'''
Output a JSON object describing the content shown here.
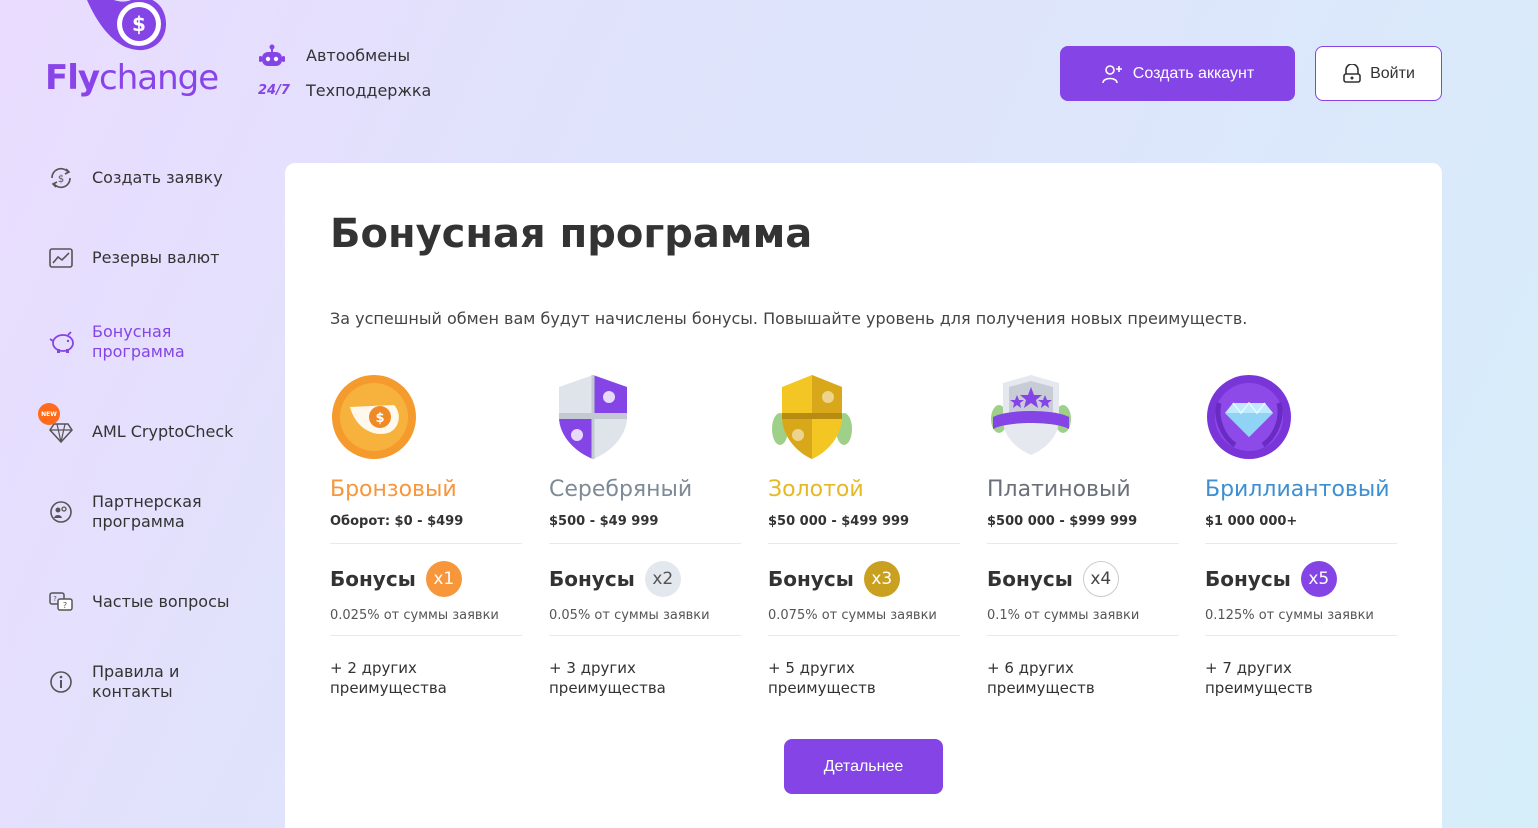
{
  "logo": {
    "part1": "Fly",
    "part2": "change"
  },
  "topinfo": {
    "auto_label": "Автообмены",
    "support_badge": "24/7",
    "support_label": "Техподдержка"
  },
  "header": {
    "create_account": "Создать аккаунт",
    "login": "Войти"
  },
  "sidebar": {
    "items": [
      {
        "label": "Создать заявку",
        "icon": "exchange-dollar-icon"
      },
      {
        "label": "Резервы валют",
        "icon": "chart-icon"
      },
      {
        "label": "Бонусная программа",
        "icon": "piggy-bank-icon",
        "active": true
      },
      {
        "label": "AML CryptoCheck",
        "icon": "diamond-icon",
        "badge": "NEW"
      },
      {
        "label": "Партнерская программа",
        "icon": "partner-icon"
      },
      {
        "label": "Частые вопросы",
        "icon": "faq-icon"
      },
      {
        "label": "Правила и контакты",
        "icon": "info-icon"
      }
    ]
  },
  "main": {
    "title": "Бонусная программа",
    "subtitle": "За успешный обмен вам будут начислены бонусы. Повышайте уровень для получения новых преимуществ.",
    "bonus_label": "Бонусы",
    "tiers": [
      {
        "name": "Бронзовый",
        "range": "Оборот: $0 - $499",
        "multiplier": "x1",
        "percent": "0.025% от суммы заявки",
        "other": "+ 2 других преимущества",
        "color": "#f7963a",
        "mult_bg": "#f7963a",
        "mult_color": "#ffffff"
      },
      {
        "name": "Серебряный",
        "range": "$500 - $49 999",
        "multiplier": "x2",
        "percent": "0.05% от суммы заявки",
        "other": "+ 3 других преимущества",
        "color": "#7e8a97",
        "mult_bg": "#e3e8ee",
        "mult_color": "#555555"
      },
      {
        "name": "Золотой",
        "range": "$50 000 - $499 999",
        "multiplier": "x3",
        "percent": "0.075% от суммы заявки",
        "other": "+ 5 других преимуществ",
        "color": "#e6b824",
        "mult_bg": "#c9a020",
        "mult_color": "#ffffff"
      },
      {
        "name": "Платиновый",
        "range": "$500 000 - $999 999",
        "multiplier": "x4",
        "percent": "0.1% от суммы заявки",
        "other": "+ 6 других преимуществ",
        "color": "#6b6f7a",
        "mult_bg": "#ffffff",
        "mult_color": "#444444"
      },
      {
        "name": "Бриллиантовый",
        "range": "$1 000 000+",
        "multiplier": "x5",
        "percent": "0.125% от суммы заявки",
        "other": "+ 7 других преимуществ",
        "color": "#3d8fd1",
        "mult_bg": "#8544e6",
        "mult_color": "#ffffff"
      }
    ],
    "details_button": "Детальнее"
  },
  "colors": {
    "accent": "#8544e6"
  }
}
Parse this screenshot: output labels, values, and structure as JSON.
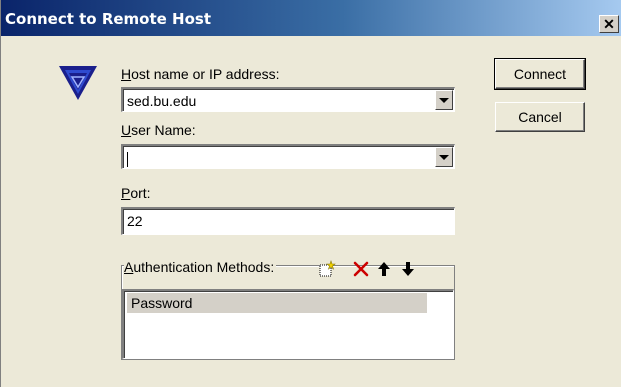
{
  "window": {
    "title": "Connect to Remote Host",
    "close_glyph": "✕"
  },
  "logo": {
    "icon": "ssh-logo-icon",
    "color": "#1a1f8c"
  },
  "host": {
    "label_accel": "H",
    "label_rest": "ost name or IP address:",
    "value": "sed.bu.edu"
  },
  "user": {
    "label_accel": "U",
    "label_rest": "ser Name:",
    "value": ""
  },
  "port": {
    "label_accel": "P",
    "label_rest": "ort:",
    "value": "22"
  },
  "buttons": {
    "connect": "Connect",
    "cancel": "Cancel"
  },
  "auth": {
    "label_accel": "A",
    "label_rest": "uthentication Methods:",
    "methods": [
      "Password"
    ],
    "tools": [
      "new-method-icon",
      "delete-icon",
      "move-up-icon",
      "move-down-icon"
    ],
    "delete_color": "#cc0000"
  }
}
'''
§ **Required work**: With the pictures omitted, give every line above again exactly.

§ **Solution for this task**:
Output a JSON object describing the content shown here.
{
  "logo": {
    "part1": "Fly",
    "part2": "change"
  },
  "topinfo": {
    "auto_label": "Автообмены",
    "support_badge": "24/7",
    "support_label": "Техподдержка"
  },
  "header": {
    "create_account": "Создать аккаунт",
    "login": "Войти"
  },
  "sidebar": {
    "items": [
      {
        "label": "Создать заявку",
        "icon": "exchange-dollar-icon"
      },
      {
        "label": "Резервы валют",
        "icon": "chart-icon"
      },
      {
        "label": "Бонусная программа",
        "icon": "piggy-bank-icon",
        "active": true
      },
      {
        "label": "AML CryptoCheck",
        "icon": "diamond-icon",
        "badge": "NEW"
      },
      {
        "label": "Партнерская программа",
        "icon": "partner-icon"
      },
      {
        "label": "Частые вопросы",
        "icon": "faq-icon"
      },
      {
        "label": "Правила и контакты",
        "icon": "info-icon"
      }
    ]
  },
  "main": {
    "title": "Бонусная программа",
    "subtitle": "За успешный обмен вам будут начислены бонусы. Повышайте уровень для получения новых преимуществ.",
    "bonus_label": "Бонусы",
    "tiers": [
      {
        "name": "Бронзовый",
        "range": "Оборот: $0 - $499",
        "multiplier": "x1",
        "percent": "0.025% от суммы заявки",
        "other": "+ 2 других преимущества",
        "color": "#f7963a",
        "mult_bg": "#f7963a",
        "mult_color": "#ffffff"
      },
      {
        "name": "Серебряный",
        "range": "$500 - $49 999",
        "multiplier": "x2",
        "percent": "0.05% от суммы заявки",
        "other": "+ 3 других преимущества",
        "color": "#7e8a97",
        "mult_bg": "#e3e8ee",
        "mult_color": "#555555"
      },
      {
        "name": "Золотой",
        "range": "$50 000 - $499 999",
        "multiplier": "x3",
        "percent": "0.075% от суммы заявки",
        "other": "+ 5 других преимуществ",
        "color": "#e6b824",
        "mult_bg": "#c9a020",
        "mult_color": "#ffffff"
      },
      {
        "name": "Платиновый",
        "range": "$500 000 - $999 999",
        "multiplier": "x4",
        "percent": "0.1% от суммы заявки",
        "other": "+ 6 других преимуществ",
        "color": "#6b6f7a",
        "mult_bg": "#ffffff",
        "mult_color": "#444444"
      },
      {
        "name": "Бриллиантовый",
        "range": "$1 000 000+",
        "multiplier": "x5",
        "percent": "0.125% от суммы заявки",
        "other": "+ 7 других преимуществ",
        "color": "#3d8fd1",
        "mult_bg": "#8544e6",
        "mult_color": "#ffffff"
      }
    ],
    "details_button": "Детальнее"
  },
  "colors": {
    "accent": "#8544e6"
  }
}
Parse this screenshot: output labels, values, and structure as JSON.
{
  "window": {
    "title": "Connect to Remote Host",
    "close_glyph": "✕"
  },
  "logo": {
    "icon": "ssh-logo-icon",
    "color": "#1a1f8c"
  },
  "host": {
    "label_accel": "H",
    "label_rest": "ost name or IP address:",
    "value": "sed.bu.edu"
  },
  "user": {
    "label_accel": "U",
    "label_rest": "ser Name:",
    "value": ""
  },
  "port": {
    "label_accel": "P",
    "label_rest": "ort:",
    "value": "22"
  },
  "buttons": {
    "connect": "Connect",
    "cancel": "Cancel"
  },
  "auth": {
    "label_accel": "A",
    "label_rest": "uthentication Methods:",
    "methods": [
      "Password"
    ],
    "tools": [
      "new-method-icon",
      "delete-icon",
      "move-up-icon",
      "move-down-icon"
    ],
    "delete_color": "#cc0000"
  }
}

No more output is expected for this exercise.